### Work request
Retrieve each line that contains the word "cell" from the entries below.

### Data records

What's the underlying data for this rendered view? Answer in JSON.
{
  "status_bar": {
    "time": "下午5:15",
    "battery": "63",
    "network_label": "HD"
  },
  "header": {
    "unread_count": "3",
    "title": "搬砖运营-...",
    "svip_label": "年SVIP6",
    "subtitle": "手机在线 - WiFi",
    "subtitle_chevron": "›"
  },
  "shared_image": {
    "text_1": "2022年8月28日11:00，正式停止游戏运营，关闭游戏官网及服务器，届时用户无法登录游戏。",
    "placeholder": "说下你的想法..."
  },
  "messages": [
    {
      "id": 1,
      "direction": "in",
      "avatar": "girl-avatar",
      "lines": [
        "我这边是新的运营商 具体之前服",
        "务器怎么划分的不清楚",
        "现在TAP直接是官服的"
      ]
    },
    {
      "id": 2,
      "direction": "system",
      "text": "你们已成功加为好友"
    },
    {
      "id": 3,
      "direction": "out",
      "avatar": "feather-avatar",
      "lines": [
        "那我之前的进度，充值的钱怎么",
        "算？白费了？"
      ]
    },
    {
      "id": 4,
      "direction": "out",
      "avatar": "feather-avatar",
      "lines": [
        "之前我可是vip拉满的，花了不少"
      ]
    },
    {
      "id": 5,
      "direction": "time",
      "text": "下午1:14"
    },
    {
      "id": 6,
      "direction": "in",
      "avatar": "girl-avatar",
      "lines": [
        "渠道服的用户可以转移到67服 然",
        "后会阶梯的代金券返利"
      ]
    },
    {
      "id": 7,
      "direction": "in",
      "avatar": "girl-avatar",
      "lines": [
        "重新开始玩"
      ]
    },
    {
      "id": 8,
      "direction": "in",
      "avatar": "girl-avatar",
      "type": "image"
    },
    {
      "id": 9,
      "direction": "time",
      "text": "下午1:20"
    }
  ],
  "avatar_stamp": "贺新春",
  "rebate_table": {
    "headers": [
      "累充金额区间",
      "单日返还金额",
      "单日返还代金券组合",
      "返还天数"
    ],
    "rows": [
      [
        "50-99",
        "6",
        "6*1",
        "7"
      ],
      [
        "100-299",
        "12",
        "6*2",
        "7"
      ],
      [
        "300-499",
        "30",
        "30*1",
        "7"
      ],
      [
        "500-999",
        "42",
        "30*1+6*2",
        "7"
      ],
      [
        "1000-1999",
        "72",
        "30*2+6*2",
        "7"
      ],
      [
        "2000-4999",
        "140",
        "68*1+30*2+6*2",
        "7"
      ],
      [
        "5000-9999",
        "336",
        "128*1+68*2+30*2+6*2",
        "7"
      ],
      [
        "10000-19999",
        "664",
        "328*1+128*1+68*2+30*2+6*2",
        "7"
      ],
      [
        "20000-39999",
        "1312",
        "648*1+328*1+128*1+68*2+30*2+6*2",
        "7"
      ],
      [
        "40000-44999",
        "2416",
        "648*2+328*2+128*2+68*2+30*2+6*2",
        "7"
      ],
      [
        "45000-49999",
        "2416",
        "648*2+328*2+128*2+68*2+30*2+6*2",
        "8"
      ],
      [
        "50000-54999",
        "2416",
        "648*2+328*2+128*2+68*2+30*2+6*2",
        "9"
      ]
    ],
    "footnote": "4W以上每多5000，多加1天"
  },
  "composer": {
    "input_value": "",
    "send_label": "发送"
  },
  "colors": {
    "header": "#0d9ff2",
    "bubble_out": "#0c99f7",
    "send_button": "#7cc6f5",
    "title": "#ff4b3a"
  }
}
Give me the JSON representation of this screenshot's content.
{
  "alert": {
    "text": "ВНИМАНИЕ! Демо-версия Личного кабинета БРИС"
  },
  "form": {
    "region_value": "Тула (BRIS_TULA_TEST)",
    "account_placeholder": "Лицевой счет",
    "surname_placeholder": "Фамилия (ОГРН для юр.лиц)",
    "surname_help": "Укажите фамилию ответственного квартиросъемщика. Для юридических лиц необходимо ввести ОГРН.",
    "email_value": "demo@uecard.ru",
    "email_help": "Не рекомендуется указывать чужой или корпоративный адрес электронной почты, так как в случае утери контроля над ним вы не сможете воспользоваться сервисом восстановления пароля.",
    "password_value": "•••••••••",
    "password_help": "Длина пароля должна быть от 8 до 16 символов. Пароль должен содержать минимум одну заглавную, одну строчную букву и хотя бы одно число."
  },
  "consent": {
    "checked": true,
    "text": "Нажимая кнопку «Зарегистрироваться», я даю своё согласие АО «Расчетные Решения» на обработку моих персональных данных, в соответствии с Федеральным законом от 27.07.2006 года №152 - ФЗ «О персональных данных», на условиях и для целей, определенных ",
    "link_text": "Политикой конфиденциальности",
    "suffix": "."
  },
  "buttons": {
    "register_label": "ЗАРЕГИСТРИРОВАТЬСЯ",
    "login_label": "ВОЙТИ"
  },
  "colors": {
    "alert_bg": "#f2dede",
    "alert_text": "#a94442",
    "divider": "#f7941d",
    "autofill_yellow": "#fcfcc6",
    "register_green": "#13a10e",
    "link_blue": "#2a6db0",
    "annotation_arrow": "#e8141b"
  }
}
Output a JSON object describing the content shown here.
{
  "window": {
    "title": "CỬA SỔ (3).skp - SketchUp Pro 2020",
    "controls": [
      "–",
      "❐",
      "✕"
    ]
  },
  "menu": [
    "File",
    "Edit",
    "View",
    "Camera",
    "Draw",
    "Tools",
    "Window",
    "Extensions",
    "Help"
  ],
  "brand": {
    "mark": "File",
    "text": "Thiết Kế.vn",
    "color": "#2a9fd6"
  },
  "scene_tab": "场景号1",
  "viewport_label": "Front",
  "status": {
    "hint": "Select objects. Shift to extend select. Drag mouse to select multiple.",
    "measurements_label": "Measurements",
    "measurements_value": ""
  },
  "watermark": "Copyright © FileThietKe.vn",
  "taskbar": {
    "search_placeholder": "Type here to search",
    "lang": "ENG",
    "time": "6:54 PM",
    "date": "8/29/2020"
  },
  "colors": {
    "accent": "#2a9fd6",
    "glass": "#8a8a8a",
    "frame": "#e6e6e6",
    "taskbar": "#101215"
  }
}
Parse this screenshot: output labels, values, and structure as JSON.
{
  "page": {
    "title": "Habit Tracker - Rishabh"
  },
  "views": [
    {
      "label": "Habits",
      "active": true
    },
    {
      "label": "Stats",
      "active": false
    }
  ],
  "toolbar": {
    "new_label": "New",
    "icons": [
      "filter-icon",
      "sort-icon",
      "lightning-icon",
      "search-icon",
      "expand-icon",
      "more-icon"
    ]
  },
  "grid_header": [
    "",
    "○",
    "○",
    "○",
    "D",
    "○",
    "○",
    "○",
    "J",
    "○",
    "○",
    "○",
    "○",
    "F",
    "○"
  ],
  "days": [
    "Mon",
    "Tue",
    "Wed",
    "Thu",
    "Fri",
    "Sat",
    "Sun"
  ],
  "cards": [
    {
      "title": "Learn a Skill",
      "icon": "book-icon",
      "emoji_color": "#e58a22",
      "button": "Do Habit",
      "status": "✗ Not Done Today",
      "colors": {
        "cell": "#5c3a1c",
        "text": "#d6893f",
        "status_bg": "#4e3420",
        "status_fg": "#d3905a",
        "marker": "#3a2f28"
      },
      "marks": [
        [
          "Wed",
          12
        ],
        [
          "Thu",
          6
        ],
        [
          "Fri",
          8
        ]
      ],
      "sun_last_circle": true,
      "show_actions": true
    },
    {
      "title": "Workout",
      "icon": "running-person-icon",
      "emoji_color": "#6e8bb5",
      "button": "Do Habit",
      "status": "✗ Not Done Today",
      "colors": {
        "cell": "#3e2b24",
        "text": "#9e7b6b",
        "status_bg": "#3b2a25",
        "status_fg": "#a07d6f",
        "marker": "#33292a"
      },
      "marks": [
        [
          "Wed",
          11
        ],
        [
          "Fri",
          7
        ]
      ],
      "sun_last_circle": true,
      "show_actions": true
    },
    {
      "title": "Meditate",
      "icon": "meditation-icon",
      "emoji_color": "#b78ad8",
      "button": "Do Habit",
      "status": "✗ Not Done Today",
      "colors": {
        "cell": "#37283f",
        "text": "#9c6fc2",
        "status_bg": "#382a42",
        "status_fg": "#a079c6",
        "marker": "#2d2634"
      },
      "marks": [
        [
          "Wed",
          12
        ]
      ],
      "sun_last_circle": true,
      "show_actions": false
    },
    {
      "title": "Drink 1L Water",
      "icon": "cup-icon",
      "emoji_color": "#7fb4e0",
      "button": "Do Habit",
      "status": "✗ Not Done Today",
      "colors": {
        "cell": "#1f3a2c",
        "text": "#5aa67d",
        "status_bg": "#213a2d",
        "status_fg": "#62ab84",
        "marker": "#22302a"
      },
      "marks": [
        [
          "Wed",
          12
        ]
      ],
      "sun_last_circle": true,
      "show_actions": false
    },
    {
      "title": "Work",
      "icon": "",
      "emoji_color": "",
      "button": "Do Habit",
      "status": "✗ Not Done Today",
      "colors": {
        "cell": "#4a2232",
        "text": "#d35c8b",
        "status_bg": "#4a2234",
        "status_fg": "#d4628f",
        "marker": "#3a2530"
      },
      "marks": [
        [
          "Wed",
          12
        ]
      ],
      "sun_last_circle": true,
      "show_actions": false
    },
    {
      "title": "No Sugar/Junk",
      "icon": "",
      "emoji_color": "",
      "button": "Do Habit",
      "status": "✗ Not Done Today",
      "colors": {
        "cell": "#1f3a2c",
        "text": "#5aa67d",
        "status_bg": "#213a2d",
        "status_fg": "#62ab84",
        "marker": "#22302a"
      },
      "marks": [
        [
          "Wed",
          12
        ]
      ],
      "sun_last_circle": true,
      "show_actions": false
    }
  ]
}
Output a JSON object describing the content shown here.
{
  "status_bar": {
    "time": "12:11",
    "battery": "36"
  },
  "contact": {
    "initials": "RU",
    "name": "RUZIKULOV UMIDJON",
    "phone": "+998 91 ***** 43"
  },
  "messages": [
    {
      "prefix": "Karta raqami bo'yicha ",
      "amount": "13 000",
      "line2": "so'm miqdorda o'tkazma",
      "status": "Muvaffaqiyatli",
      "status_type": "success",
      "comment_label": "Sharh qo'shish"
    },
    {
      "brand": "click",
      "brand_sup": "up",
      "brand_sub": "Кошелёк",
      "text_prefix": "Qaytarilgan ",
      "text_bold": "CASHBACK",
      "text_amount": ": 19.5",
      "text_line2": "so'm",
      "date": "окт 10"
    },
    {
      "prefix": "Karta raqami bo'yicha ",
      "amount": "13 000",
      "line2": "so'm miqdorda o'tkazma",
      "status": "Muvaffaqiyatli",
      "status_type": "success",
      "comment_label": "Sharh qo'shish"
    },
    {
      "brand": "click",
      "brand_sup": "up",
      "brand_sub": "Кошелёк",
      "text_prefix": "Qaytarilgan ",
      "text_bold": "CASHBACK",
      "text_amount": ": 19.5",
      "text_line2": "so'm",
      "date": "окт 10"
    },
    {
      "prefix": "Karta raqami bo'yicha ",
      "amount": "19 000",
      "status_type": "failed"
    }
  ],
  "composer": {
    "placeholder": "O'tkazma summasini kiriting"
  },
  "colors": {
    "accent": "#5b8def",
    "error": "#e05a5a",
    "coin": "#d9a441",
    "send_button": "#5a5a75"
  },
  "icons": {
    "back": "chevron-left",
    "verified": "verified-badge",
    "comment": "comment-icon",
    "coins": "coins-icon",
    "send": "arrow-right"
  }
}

### Answer box
        "cell": "#5c3a1c",
        "cell": "#3e2b24",
        "cell": "#37283f",
        "cell": "#1f3a2c",
        "cell": "#4a2232",
        "cell": "#1f3a2c",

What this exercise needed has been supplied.